Doctors need to clamp down on an army of cyberchondriac patients who self-diagnose from online searches, the country’s leading GP has urged.
Professor Helen Stokes-Lampard, chair of the Royal College of GPs, said many are adamant they have an illness after consulting Google with their symptoms.
Experts have previously warned such patients are putting the cash-strapped NHS under increasing strain by overrunning GP surgeries and turning up to A&E.
In an interview with Pulse magazine, Professor Stokes-Lampard said: ‘Dr Google enters 80 per cent of consultations that I have now.
Professor Helen Stokes-Lampard, chair of the Royal College of GPs, said many patients are adamant they have an illness after consulting Google with their symptoms
‘I feel we need to raise that particularly with patients… and we have to work with it and we have to be bold and that’s a challenge for all of us I think.’
Her comments at a fringe event at the Conservative Party Conference come after amid warnings the problem of self-diagnosis is becoming ‘remarkably common’.
Dr Barbara Barrett, a senior lecturer in health economics at King’s College London, last month said one in five people suffer from health anxiety.
She warned many visit hospitals with exaggerated concerns after researching their condition via ‘Dr Google’ or reading about a celebrity’s health problems.
PUTTING THE NHS UNDER STRAIN
Patients who fear the worst after self-diagnosing over the internet could be putting the NHS under increasing strain, leading doctors warned last January.
An army of ‘cyberchondriacs’ searching for diseases that fit their symptoms are overrunning GP surgeries and A&E departments when they come across worrying results.
Research from a medical helpline estimates that the number of people in the UK using internet searches to diagnose themselves each month has gone up by 60 per cent to 16million.

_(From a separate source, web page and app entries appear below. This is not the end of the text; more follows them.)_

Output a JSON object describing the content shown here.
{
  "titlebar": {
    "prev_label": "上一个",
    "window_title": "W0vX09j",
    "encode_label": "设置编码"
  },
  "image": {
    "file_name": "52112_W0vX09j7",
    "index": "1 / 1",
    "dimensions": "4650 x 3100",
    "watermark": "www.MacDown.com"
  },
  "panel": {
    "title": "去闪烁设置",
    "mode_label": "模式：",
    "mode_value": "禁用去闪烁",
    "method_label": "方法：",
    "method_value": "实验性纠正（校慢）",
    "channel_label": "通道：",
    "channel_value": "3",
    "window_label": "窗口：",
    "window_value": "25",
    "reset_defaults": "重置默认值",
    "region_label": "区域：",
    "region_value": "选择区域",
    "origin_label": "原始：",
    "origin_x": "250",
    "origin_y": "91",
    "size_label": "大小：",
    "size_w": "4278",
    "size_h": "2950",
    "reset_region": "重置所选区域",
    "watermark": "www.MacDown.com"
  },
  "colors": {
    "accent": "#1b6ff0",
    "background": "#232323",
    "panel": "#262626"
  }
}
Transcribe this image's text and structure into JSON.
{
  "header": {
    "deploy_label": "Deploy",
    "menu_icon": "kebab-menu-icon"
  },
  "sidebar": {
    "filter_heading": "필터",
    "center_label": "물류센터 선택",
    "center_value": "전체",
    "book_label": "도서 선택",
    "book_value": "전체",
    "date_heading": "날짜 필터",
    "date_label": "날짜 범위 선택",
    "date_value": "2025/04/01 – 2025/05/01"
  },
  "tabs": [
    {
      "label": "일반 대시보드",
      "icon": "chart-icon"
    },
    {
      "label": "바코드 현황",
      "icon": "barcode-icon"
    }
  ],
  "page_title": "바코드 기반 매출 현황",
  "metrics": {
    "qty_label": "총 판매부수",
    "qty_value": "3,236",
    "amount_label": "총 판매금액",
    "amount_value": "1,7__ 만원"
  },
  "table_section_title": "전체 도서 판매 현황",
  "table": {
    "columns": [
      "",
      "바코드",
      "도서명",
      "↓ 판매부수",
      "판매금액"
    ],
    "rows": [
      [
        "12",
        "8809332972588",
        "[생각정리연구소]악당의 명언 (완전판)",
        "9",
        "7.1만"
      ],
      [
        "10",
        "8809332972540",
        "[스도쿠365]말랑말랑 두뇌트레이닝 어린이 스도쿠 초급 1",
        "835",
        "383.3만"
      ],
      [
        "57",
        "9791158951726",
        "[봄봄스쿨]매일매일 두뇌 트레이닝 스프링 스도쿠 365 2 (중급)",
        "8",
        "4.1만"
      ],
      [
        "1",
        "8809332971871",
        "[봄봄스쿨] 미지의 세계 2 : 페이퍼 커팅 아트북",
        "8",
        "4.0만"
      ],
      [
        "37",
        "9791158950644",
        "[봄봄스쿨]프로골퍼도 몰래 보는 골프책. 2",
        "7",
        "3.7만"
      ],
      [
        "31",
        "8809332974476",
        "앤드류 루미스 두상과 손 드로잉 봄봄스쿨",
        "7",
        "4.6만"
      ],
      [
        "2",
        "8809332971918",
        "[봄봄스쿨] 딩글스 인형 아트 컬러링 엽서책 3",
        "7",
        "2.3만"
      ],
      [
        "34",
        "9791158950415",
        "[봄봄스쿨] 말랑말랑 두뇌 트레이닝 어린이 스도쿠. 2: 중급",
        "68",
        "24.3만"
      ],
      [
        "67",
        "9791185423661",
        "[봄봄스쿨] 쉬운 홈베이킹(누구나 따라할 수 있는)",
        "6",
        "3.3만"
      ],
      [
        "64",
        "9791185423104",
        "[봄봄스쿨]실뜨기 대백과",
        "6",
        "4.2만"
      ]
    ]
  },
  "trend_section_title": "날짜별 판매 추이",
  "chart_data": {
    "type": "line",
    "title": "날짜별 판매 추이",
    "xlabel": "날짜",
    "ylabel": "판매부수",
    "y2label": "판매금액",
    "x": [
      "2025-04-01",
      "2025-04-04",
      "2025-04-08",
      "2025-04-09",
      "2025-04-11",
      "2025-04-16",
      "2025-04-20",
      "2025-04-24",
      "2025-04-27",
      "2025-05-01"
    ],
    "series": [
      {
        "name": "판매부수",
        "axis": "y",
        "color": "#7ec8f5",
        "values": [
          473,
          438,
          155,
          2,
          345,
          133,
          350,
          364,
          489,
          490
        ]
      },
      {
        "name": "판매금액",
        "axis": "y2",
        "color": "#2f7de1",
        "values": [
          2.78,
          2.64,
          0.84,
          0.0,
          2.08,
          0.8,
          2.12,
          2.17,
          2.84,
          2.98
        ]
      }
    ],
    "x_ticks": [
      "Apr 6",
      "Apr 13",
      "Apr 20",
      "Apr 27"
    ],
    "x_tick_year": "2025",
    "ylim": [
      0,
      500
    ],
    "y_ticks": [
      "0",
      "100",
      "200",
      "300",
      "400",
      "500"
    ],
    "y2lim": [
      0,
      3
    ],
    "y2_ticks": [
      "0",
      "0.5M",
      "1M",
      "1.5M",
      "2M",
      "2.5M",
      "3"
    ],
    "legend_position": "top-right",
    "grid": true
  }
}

The study came after NHS bosses warned people on Boxing Day to stay away from Accident and Emergency wards unless necessary.
Evidence to the contrary
Many often believe their condition is far more severe than it really is, ‘despite all medical evidence to the contrary’, Dr Barrett warned.
A Royal Pharmaceutical Society survey in last November found slightly more than half of adults self-diagnose when they are under the weather.
While a YouGov poll of 2,000 British adults recently made similar findings, with 47 per cent admitting to assessing themselves on Google.
Don’t use Google, experts say
Researchers at the Hong Kong University of Science warned of the dangers of using Google to diagnose illnesses in 2012.
They reiterated how rigorously trained doctors are likely to give a more accurate diagnosis than the average web user seeking answers from the internet.
Those seeking a diagnosis on Google can also interpret symptoms based on their mindset, with some believing their condition to be worse than it is.
And an analysis of Google searches in 2014 revealed searches for British health-related terms had jumped 13.5 per cent in six years.